Now, this is an "association" study. In other words, it doesn't claim a cause-and-effect relationship... only that people who eat a lot of nuts also have fewer incidents of heart disease. But we have reason to believe there's an underlying cause. The type of fat in nuts is unsaturated, which we've mentioned before is the healthy type of fat. Nuts also contain omega-3 fatty acids, which lower blood pressure, improve heart function, and reduce inflammation.
If all that isn't enough to start snacking on nuts, there's even more evidence out last week about their benefits...
A new study out of the University of Illinois looked at walnuts and our gut. The researchers wanted to know how the nutrient-rich nuts affected our gut microbiota. Remember, our gut microbiota means the trillions of bacteria living within our intestines.
The study took two groups of volunteers and fed one group walnuts over two separate, three-week-long periods. They saw that those who ate walnuts had corresponding increases in three types of gut bacteria.
Animal studies show that one of those bacteria, Faecalibacterium, reduces inflammation. It also appears to regulate insulin.
What's more, these bacteria that increased during the study all produce the same chemical: butyrate. Butyrate improves colon health.
The study also found that walnut eaters had lower levels of secondary bile acids. These are products of digestion, but too many damage our guts. In fact, secondary bile acids contribute to colon cancer.
Keeping these bile acids low and encouraging growth of beneficial bacteria could be the key to many of the health benefits we see in walnuts.
If you want to help your heart and your colon, do what I do... Eat a couple handfuls of nuts daily.
What We're Reading...
- Something different: An orchestra arrangement for a bison.
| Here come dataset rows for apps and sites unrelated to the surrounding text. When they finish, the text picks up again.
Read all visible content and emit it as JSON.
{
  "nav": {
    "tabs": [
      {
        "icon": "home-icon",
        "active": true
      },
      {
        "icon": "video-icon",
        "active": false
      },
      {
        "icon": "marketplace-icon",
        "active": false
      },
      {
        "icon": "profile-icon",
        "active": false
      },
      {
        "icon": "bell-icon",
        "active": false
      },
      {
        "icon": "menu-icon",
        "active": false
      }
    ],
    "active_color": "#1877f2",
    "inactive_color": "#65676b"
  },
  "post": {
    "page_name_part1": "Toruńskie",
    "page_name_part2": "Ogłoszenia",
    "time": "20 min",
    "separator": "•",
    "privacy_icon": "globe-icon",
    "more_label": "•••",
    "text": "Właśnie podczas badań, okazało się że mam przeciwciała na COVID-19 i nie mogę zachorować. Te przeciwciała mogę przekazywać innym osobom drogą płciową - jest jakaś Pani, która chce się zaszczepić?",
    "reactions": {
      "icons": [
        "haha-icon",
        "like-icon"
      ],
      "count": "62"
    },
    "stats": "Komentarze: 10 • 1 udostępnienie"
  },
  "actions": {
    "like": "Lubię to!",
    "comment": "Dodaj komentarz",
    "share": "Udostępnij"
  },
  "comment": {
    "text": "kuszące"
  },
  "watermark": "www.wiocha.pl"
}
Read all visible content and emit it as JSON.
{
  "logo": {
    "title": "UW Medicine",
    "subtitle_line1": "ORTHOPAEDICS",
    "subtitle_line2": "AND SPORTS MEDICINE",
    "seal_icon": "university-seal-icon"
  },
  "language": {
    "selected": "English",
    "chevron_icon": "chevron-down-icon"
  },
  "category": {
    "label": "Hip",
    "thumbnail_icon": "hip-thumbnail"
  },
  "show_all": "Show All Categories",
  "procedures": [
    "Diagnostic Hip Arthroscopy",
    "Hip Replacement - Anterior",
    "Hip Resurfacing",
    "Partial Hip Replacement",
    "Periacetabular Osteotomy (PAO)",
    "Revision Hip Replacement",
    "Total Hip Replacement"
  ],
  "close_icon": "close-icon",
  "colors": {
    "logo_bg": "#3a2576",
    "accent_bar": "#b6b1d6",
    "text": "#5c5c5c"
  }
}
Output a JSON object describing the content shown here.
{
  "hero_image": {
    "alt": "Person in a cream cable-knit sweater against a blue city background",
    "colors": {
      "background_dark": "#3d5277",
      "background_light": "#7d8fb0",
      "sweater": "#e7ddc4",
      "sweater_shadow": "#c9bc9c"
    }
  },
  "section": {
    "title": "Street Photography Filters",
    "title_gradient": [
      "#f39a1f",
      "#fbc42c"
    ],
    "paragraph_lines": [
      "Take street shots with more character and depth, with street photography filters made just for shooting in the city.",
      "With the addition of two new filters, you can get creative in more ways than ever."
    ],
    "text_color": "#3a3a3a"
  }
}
Here's to our health, wealth, and a great retirement,
Dr. David Eifrig and the Health & Wealth Bulletin Research Team
May 10, 2018